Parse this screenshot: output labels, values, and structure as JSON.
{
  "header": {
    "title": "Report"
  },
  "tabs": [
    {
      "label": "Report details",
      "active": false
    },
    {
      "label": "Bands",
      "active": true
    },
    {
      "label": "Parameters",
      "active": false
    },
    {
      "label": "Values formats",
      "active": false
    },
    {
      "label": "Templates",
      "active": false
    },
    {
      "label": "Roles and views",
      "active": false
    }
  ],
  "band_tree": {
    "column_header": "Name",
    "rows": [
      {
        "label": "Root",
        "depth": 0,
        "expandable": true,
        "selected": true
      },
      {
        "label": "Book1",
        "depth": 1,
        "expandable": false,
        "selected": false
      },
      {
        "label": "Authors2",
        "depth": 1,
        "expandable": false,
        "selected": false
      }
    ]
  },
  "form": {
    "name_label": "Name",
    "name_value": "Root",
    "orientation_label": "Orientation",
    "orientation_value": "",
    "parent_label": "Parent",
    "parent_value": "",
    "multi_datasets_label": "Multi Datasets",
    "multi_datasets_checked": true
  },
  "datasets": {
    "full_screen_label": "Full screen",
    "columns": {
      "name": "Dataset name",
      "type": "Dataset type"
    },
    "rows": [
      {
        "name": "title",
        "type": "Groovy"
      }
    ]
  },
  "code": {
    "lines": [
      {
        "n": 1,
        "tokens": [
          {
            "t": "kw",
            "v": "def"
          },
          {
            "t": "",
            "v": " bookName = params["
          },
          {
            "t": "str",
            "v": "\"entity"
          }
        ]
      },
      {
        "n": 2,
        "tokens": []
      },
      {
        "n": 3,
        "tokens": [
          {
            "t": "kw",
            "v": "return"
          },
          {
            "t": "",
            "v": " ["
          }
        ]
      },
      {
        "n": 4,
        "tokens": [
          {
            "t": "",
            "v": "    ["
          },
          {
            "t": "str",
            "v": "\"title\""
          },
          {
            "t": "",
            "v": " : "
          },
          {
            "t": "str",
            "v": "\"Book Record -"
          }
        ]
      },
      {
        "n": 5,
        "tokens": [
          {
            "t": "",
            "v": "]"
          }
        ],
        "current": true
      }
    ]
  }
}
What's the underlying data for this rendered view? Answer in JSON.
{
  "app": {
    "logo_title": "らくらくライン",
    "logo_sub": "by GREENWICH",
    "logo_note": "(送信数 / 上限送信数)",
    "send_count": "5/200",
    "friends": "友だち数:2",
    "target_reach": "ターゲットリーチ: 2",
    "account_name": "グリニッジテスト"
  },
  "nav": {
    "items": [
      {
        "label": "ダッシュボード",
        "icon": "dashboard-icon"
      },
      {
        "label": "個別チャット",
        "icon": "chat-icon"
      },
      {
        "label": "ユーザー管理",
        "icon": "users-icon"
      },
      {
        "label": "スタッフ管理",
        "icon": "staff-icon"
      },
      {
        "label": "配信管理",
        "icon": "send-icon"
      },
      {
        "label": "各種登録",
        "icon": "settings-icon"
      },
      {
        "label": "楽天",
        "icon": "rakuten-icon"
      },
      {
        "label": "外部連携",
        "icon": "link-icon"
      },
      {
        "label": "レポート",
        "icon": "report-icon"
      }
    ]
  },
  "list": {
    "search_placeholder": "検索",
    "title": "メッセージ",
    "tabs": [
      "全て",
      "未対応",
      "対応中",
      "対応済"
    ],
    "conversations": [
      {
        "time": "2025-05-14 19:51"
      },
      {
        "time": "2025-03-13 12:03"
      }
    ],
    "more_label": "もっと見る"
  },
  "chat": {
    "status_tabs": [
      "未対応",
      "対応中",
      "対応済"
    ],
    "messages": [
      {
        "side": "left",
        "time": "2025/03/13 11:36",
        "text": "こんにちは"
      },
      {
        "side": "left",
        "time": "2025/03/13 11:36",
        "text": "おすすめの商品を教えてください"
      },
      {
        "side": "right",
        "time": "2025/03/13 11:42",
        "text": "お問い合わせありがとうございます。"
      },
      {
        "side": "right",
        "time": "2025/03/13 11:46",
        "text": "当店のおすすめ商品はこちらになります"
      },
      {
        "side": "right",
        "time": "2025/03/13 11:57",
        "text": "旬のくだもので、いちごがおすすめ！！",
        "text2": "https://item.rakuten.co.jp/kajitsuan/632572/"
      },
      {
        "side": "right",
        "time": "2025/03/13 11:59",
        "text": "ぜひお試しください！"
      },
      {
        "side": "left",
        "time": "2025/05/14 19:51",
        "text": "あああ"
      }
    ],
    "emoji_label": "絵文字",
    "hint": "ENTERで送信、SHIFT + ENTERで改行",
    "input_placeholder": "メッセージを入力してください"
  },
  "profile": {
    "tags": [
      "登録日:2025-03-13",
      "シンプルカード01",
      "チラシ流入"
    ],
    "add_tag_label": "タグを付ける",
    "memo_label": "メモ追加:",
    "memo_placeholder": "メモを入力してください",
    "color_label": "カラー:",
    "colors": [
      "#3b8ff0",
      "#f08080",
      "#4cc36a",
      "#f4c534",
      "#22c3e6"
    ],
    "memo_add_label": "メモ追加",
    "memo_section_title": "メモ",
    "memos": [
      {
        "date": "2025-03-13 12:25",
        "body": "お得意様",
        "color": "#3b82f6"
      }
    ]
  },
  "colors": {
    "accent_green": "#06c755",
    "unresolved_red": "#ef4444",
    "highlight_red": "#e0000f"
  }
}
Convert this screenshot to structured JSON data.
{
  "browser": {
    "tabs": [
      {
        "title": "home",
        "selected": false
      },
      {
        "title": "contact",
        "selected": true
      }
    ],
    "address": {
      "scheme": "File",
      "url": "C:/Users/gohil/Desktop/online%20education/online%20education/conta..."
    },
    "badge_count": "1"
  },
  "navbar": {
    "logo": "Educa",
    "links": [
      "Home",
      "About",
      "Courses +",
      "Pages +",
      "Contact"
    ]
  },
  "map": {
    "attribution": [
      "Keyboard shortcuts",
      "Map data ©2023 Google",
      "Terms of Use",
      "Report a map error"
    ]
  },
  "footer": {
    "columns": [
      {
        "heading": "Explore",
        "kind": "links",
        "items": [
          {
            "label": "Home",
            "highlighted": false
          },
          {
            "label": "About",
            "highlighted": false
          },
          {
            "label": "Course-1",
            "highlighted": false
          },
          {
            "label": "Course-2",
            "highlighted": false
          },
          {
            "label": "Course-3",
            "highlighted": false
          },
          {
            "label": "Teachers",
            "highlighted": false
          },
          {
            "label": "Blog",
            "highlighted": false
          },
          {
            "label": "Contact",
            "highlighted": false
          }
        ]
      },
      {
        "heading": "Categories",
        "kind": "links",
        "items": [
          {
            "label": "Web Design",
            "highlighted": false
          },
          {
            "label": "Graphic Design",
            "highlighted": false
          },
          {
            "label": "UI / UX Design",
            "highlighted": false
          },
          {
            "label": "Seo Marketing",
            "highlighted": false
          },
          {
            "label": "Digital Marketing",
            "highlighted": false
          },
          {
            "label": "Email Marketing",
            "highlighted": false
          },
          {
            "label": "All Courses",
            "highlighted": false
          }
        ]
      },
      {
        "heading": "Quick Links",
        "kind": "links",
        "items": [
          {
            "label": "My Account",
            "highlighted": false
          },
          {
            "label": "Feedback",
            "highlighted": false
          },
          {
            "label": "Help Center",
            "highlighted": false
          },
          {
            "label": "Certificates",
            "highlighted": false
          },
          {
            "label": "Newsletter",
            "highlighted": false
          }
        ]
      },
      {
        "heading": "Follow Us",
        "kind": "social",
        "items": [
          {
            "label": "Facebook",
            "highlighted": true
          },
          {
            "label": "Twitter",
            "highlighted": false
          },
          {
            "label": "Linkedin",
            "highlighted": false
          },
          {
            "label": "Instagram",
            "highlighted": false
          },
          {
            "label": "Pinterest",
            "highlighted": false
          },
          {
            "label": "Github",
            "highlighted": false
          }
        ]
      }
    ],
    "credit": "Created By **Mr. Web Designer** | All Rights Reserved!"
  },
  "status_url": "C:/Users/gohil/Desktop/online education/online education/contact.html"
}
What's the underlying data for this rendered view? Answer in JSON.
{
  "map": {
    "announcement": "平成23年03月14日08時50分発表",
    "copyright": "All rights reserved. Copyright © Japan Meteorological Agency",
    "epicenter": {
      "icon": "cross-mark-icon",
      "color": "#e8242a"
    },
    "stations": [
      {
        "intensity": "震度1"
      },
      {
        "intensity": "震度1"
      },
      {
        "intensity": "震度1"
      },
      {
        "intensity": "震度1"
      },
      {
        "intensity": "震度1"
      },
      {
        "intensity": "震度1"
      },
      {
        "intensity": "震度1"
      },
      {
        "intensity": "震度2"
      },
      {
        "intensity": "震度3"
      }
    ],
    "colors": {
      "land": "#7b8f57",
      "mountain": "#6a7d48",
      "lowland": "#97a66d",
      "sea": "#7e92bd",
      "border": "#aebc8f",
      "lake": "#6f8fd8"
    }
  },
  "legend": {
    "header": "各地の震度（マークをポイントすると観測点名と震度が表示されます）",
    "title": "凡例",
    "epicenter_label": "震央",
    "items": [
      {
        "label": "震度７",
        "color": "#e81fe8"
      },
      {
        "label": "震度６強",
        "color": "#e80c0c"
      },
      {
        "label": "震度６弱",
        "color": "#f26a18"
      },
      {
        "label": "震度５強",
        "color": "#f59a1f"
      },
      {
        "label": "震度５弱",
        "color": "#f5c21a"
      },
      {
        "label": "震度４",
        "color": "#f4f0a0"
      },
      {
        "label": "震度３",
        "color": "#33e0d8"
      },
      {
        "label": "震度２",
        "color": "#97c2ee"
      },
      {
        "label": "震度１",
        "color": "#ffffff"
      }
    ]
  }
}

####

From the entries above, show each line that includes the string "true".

      "active": true
        "expandable": true,
        "selected": true
    "multi_datasets_checked": true
        "current": true
        "selected": true
            "highlighted": true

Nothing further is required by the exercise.